Look through the records below and copy each line that includes the word "true".

◇ ◇ ◇ ◇

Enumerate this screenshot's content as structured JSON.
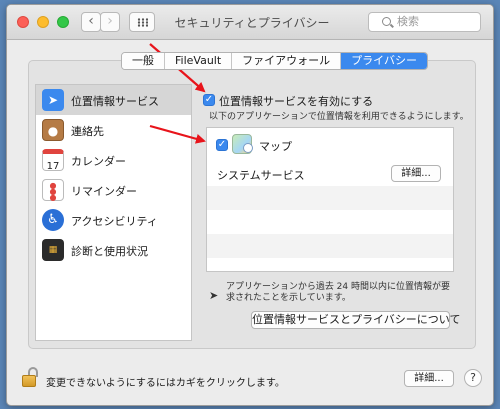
{
  "window": {
    "title": "セキュリティとプライバシー"
  },
  "toolbar": {
    "back_glyph": "‹",
    "forward_glyph": "›"
  },
  "search": {
    "placeholder": "検索"
  },
  "tabs": [
    {
      "label": "一般"
    },
    {
      "label": "FileVault"
    },
    {
      "label": "ファイアウォール"
    },
    {
      "label": "プライバシー",
      "active": true
    }
  ],
  "sidebar": {
    "items": [
      {
        "label": "位置情報サービス",
        "icon": "location-arrow-icon",
        "selected": true
      },
      {
        "label": "連絡先",
        "icon": "contacts-book-icon"
      },
      {
        "label": "カレンダー",
        "icon": "calendar-icon"
      },
      {
        "label": "リマインダー",
        "icon": "reminders-icon"
      },
      {
        "label": "アクセシビリティ",
        "icon": "accessibility-icon"
      },
      {
        "label": "診断と使用状況",
        "icon": "diagnostics-icon"
      }
    ],
    "calendar_day": "17"
  },
  "location": {
    "enable_label": "位置情報サービスを有効にする",
    "enabled": true,
    "description": "以下のアプリケーションで位置情報を利用できるようにします。",
    "apps": [
      {
        "label": "マップ",
        "checked": true,
        "icon": "maps-icon"
      }
    ],
    "system_services_label": "システムサービス",
    "details_button": "詳細...",
    "note": "アプリケーションから過去 24 時間以内に位置情報が要求されたことを示しています。",
    "about_button": "位置情報サービスとプライバシーについて"
  },
  "footer": {
    "lock_label": "変更できないようにするにはカギをクリックします。",
    "advanced_button": "詳細...",
    "help_glyph": "?"
  },
  "colors": {
    "accent": "#3b89ee",
    "annotation_arrow": "#e8141b"
  }
}
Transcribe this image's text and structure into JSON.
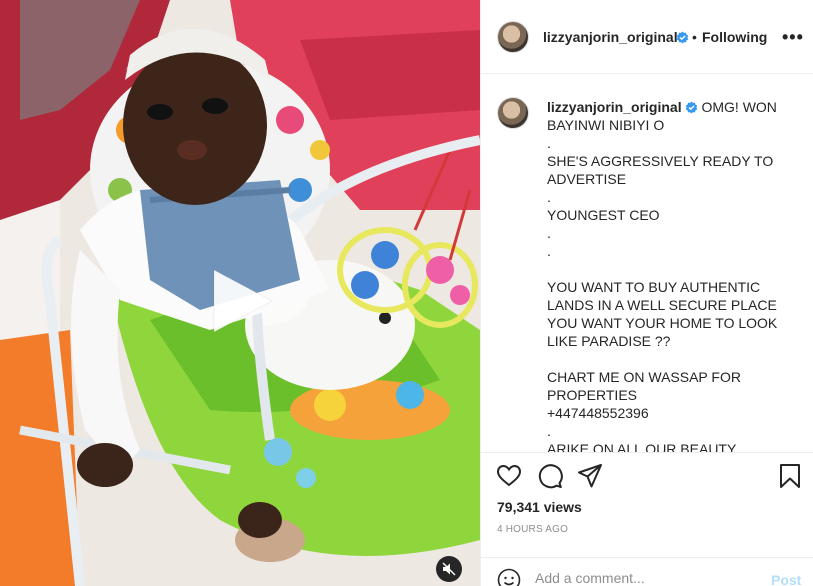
{
  "post": {
    "username": "lizzyanjorin_original",
    "follow_state": "Following",
    "separator": "•",
    "more_label": "•••"
  },
  "caption": {
    "username": "lizzyanjorin_original",
    "lines": [
      "OMG! WON BAYINWI NIBIYI O",
      ".",
      "SHE'S AGGRESSIVELY READY TO ADVERTISE",
      ".",
      "YOUNGEST CEO",
      ".",
      ".",
      "",
      "YOU WANT TO BUY AUTHENTIC LANDS IN A WELL SECURE PLACE YOU WANT YOUR HOME TO LOOK LIKE PARADISE ??",
      "",
      "CHART ME ON WASSAP FOR PROPERTIES",
      "+447448552396",
      ".",
      "ARIKE ON ALL OUR BEAUTY"
    ]
  },
  "stats": {
    "views": "79,341 views",
    "time": "4 HOURS AGO"
  },
  "comment": {
    "placeholder": "Add a comment...",
    "post_label": "Post"
  },
  "icons": {
    "verified": "verified-badge-icon",
    "play": "play-icon",
    "mute": "speaker-muted-icon",
    "like": "heart-icon",
    "comment": "comment-bubble-icon",
    "share": "paper-plane-icon",
    "save": "bookmark-icon",
    "emoji": "smiley-icon"
  },
  "colors": {
    "verified": "#3897f0",
    "post_disabled": "#b2dffc",
    "muted_text": "#8e8e8e"
  }
}
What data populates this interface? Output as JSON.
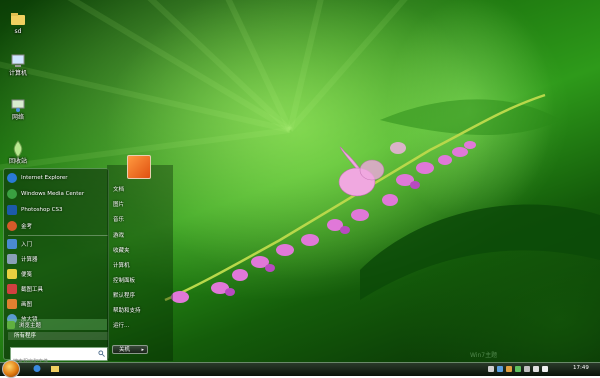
{
  "desktop": {
    "icons": [
      {
        "label": "sd",
        "icon": "user-folder-icon"
      },
      {
        "label": "计算机",
        "icon": "computer-icon"
      },
      {
        "label": "网络",
        "icon": "network-icon"
      },
      {
        "label": "回收站",
        "icon": "recycle-bin-icon"
      }
    ]
  },
  "start_menu": {
    "programs": [
      {
        "label": "Internet Explorer",
        "icon": "internet-explorer-icon",
        "color": "#2a7ad6"
      },
      {
        "label": "Windows Media Center",
        "icon": "media-center-icon",
        "color": "#3aa040"
      },
      {
        "label": "Photoshop CS3",
        "icon": "photoshop-icon",
        "color": "#1c5aa8"
      },
      {
        "label": "金考",
        "icon": "app-icon",
        "color": "#d65a2a"
      },
      {
        "label": "入门",
        "icon": "getting-started-icon",
        "color": "#4a8ad0"
      },
      {
        "label": "计算器",
        "icon": "calculator-icon",
        "color": "#8aa0b8"
      },
      {
        "label": "便笺",
        "icon": "sticky-notes-icon",
        "color": "#e8d040"
      },
      {
        "label": "截图工具",
        "icon": "snipping-tool-icon",
        "color": "#d04040"
      },
      {
        "label": "画图",
        "icon": "paint-icon",
        "color": "#e08030"
      },
      {
        "label": "放大镜",
        "icon": "magnifier-icon",
        "color": "#5a9ad0"
      },
      {
        "label": "浏览主题",
        "icon": "theme-icon",
        "color": "#60b040"
      }
    ],
    "all_programs": "所有程序",
    "search_placeholder": "搜索程序和文件",
    "right_links": [
      "文档",
      "图片",
      "音乐",
      "游戏",
      "收藏夹",
      "计算机",
      "控制面板",
      "默认程序",
      "帮助和支持",
      "运行..."
    ],
    "shutdown_label": "关机"
  },
  "taskbar": {
    "clock": "17:49",
    "watermark": "Win7主题"
  },
  "colors": {
    "accent": "#2e9a1a",
    "orb": "#e07a10"
  }
}
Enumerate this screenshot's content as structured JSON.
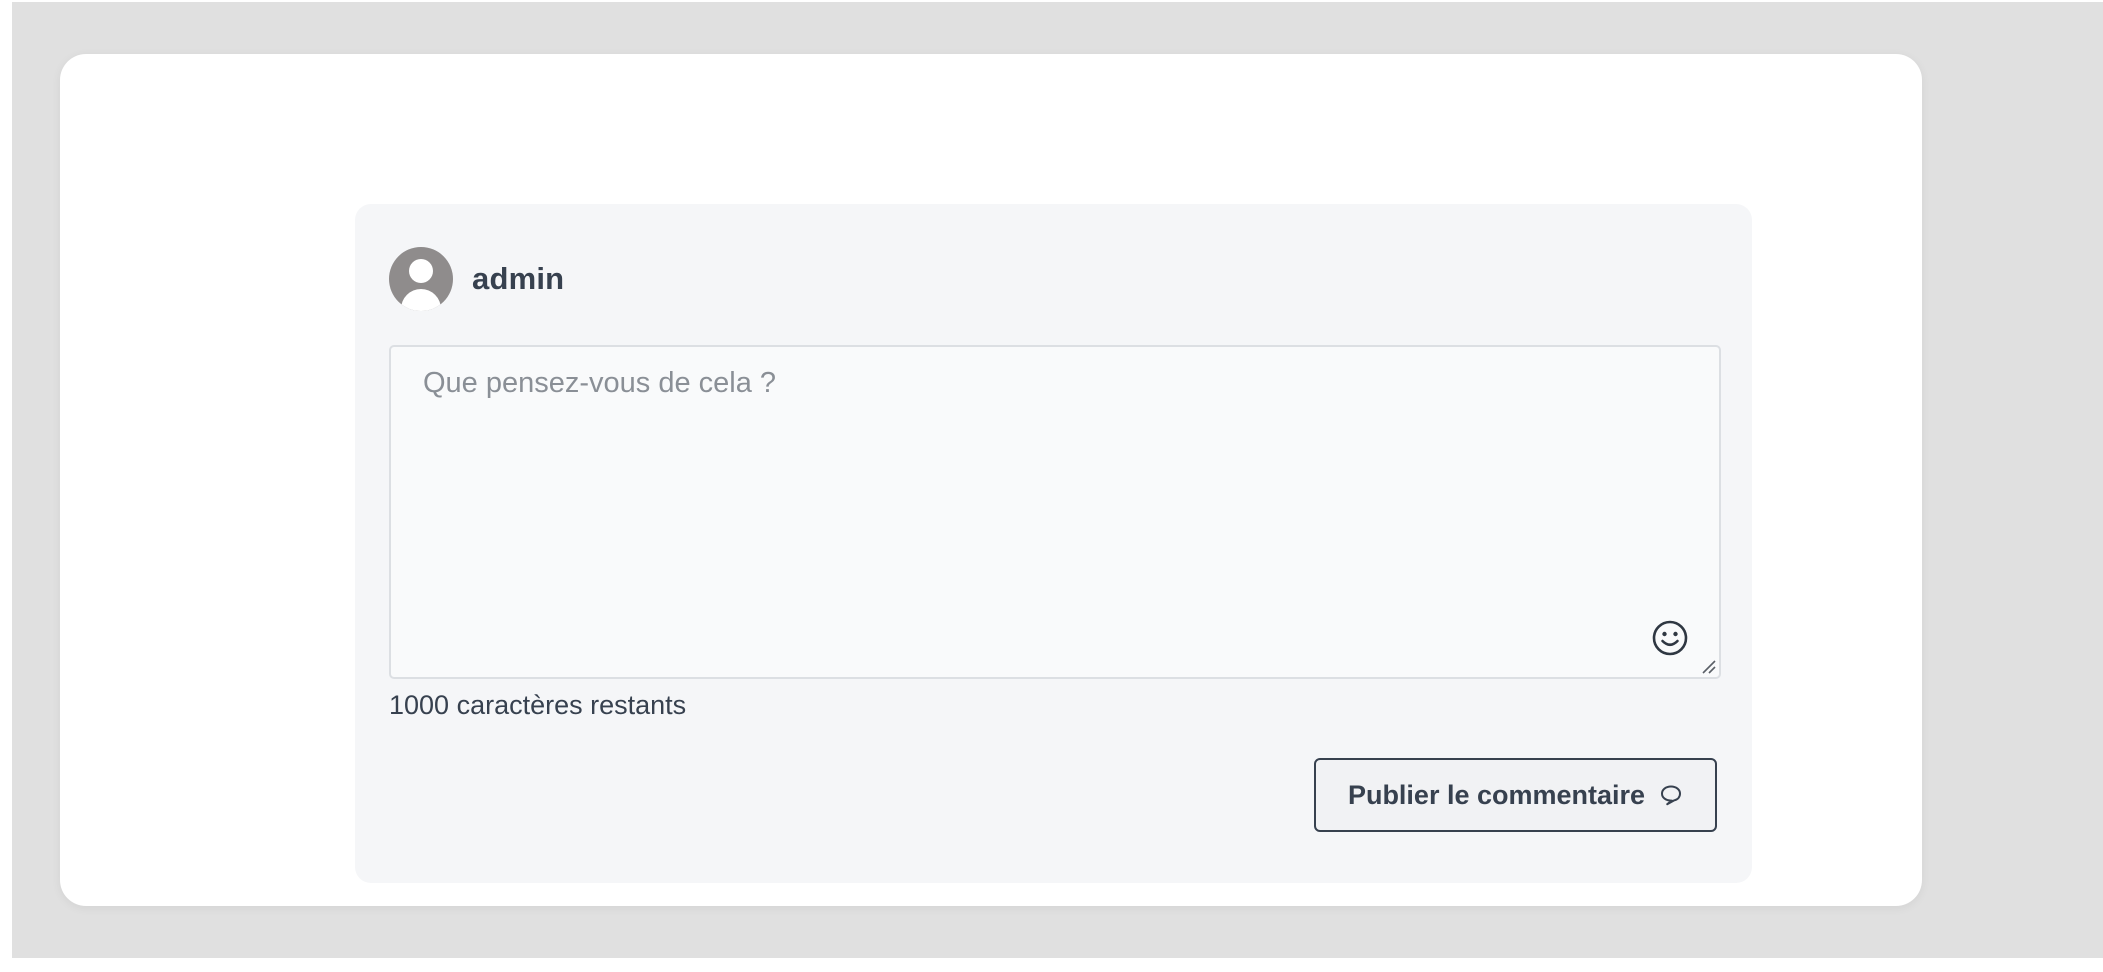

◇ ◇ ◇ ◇

=== TASK RESULT ===
      "active": true
        "selected": true
    "enabled": true,
        "checked": true,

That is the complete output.